- Do you have a faith-based support system to help you in times of need?
- Do you have any religious beliefs that might influence your medical decisions?
- Do you have any other spiritual concerns that you would like someone to address?
“We want to see how physicians view spiritual assessments of patients, and if they view it as an integral part of their practice,” said Ted Hamilton, M.D., vice president of medical mission for Adventist Health System. “It’s really about whole-person care, and if addressing the spiritual needs of patients can help contribute to improved outcomes, there is no reason why health care providers shouldn’t view the integration of spirituality in physician practices as good medicine.”
As part of the study, physicians began by taking a brief survey to assess their attitudes and practices toward addressing the spiritual issues of patients in clinical practice, which was followed by an orientation. Participating physicians then retook the survey one month after the orientation, and again after a year of experience assessing patients’ spiritual needs in practice.
“The sheer number of physicians who volunteered to participate in the study seems to indicate that there is a large cohort of providers who, with patient permission and the proper training and support, will embrace spiritual assessments in their practice,” said Kathy Perno, director of medical mission integration for Adventist Health System.
Other research studies have shown that nearly three-quarters of patients who enter a primary doctor’s practice would welcome dialog with their physician about spirituality. The Faith in Practice project follows 30 years of research by Harold G. Koenig, M.D., director of the Center for Spirituality, Theology, and Health at the Duke University School of Medicine, that suggests a direct relationship between spiritual and religious involvement and human health.
“Caring for the spiritual needs of patients dealing with an ailment can be influential as it pertains to their psychological health and their ability to manage the situation at hand,” said Koenig. “There is a tremendous number of patients who are at least open to discussing their spiritual needs with their physician, and we are seeking to find greater understanding of physicians’ willingness and satisfaction in engaging patients on this topic.”
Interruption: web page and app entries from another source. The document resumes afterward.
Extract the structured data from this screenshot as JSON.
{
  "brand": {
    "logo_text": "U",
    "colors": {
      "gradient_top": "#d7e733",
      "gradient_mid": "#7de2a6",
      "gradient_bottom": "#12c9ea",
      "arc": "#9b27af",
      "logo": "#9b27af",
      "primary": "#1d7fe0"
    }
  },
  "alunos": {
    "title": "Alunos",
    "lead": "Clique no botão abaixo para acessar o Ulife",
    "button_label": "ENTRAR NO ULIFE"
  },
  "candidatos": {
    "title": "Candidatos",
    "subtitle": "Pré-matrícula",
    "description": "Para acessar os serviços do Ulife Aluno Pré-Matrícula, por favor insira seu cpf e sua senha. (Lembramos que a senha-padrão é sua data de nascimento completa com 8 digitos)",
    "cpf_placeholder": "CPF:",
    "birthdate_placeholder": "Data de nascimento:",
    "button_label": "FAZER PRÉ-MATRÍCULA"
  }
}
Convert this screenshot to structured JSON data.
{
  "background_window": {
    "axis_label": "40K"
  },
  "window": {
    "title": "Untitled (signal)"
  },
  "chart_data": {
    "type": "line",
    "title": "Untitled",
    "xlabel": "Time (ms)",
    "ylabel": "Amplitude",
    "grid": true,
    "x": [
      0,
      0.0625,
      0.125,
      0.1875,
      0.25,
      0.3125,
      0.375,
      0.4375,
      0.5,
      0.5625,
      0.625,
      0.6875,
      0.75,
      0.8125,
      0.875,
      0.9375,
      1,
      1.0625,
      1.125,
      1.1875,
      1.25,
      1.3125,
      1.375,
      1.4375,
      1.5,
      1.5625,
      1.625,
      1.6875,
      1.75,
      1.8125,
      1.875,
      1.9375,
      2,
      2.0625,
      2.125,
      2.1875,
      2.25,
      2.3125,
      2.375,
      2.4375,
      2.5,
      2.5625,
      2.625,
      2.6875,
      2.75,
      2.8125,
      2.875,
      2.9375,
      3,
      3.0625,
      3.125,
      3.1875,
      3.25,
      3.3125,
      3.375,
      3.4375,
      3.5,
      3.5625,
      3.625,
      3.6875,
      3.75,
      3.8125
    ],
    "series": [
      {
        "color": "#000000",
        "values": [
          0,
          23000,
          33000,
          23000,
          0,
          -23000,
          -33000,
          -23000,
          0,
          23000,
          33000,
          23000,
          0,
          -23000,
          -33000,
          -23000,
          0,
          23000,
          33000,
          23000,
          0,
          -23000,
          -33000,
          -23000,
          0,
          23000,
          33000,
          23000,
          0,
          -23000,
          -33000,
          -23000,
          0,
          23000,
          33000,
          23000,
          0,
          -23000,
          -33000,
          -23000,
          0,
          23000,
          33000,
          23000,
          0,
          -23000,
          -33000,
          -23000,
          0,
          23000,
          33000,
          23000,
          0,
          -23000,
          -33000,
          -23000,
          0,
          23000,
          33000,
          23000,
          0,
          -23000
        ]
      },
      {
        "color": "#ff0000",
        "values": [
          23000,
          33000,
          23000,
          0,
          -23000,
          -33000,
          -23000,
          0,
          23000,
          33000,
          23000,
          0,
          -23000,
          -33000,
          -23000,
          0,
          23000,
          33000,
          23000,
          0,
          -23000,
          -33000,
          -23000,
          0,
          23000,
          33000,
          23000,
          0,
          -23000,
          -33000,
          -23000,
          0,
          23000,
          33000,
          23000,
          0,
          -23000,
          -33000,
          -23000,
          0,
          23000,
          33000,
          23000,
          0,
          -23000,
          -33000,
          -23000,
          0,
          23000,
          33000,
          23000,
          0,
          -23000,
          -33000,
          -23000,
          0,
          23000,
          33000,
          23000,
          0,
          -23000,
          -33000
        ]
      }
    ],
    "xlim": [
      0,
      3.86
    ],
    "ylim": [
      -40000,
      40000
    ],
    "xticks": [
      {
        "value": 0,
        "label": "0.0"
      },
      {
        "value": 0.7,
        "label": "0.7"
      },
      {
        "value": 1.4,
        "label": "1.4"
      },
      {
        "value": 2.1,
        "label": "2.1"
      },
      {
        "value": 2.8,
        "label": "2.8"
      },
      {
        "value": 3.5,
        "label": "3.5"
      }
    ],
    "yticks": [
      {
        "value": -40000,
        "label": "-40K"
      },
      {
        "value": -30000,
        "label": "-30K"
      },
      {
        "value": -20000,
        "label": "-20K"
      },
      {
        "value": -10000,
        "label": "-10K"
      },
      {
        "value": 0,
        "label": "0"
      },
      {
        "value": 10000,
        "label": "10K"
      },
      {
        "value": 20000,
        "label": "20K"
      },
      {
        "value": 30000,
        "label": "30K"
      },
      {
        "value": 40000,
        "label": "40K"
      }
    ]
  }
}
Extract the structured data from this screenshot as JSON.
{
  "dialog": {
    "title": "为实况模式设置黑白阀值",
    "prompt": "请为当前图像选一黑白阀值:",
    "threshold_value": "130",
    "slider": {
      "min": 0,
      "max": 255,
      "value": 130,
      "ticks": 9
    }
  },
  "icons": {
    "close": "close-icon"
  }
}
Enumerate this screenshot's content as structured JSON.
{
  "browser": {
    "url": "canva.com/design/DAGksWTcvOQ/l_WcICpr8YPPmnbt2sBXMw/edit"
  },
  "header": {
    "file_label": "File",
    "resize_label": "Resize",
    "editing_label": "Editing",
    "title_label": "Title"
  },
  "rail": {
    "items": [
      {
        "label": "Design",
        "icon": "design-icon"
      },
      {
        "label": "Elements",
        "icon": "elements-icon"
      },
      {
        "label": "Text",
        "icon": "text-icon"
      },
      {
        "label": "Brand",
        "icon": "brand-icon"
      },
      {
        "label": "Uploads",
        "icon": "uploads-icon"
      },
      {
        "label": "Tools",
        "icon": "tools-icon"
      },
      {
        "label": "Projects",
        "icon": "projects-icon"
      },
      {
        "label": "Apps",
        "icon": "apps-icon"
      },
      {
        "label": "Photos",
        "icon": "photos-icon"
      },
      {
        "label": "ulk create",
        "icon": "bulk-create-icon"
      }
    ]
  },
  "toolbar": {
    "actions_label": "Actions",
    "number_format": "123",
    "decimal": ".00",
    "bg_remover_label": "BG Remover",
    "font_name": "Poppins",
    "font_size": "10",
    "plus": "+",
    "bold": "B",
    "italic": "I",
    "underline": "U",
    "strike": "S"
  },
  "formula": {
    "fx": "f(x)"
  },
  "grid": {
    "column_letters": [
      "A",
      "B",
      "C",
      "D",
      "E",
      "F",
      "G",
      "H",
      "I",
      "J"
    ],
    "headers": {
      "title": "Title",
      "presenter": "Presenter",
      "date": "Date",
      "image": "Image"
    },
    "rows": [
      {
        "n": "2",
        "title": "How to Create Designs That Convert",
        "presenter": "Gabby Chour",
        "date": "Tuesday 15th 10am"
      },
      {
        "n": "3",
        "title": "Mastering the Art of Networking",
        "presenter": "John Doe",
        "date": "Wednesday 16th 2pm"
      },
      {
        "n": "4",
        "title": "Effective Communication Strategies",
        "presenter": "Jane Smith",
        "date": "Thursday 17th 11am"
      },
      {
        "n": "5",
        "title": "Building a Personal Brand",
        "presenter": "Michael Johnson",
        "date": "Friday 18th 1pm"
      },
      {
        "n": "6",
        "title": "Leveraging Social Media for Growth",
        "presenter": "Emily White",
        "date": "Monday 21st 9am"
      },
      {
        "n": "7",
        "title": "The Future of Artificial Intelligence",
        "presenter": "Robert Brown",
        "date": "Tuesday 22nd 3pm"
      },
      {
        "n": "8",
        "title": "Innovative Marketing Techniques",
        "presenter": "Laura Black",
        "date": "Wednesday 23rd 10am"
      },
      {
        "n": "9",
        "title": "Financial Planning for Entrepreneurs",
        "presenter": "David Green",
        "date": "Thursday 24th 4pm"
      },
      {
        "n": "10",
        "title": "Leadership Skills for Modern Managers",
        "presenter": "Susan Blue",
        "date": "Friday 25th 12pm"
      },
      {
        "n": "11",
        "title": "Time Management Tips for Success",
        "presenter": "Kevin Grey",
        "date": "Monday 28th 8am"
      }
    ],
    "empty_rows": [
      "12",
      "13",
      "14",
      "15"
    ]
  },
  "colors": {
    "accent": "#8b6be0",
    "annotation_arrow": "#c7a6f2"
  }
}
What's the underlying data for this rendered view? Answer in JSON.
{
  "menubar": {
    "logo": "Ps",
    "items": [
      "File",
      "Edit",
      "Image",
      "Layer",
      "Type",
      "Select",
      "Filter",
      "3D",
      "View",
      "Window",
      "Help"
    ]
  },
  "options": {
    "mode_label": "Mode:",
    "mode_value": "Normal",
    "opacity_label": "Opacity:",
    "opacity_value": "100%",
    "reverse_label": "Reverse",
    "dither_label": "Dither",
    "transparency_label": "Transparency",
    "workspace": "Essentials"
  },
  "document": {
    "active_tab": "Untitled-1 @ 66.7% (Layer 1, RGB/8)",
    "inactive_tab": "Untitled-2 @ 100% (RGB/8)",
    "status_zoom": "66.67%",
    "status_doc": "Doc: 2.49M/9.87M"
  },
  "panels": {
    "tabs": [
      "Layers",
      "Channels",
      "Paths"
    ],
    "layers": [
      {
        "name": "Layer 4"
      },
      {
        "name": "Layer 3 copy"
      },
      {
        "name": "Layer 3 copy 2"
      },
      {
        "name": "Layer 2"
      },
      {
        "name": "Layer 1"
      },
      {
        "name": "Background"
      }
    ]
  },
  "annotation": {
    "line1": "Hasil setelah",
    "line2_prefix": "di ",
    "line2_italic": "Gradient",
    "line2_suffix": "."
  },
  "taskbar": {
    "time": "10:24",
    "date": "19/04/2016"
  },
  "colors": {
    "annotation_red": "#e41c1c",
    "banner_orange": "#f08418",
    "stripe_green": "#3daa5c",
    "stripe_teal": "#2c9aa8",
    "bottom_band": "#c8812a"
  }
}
After extensive analysis, the results from the Faith in Practice study are expected to be released in the mid-to-late 2017.
Adventist Health System | December 2016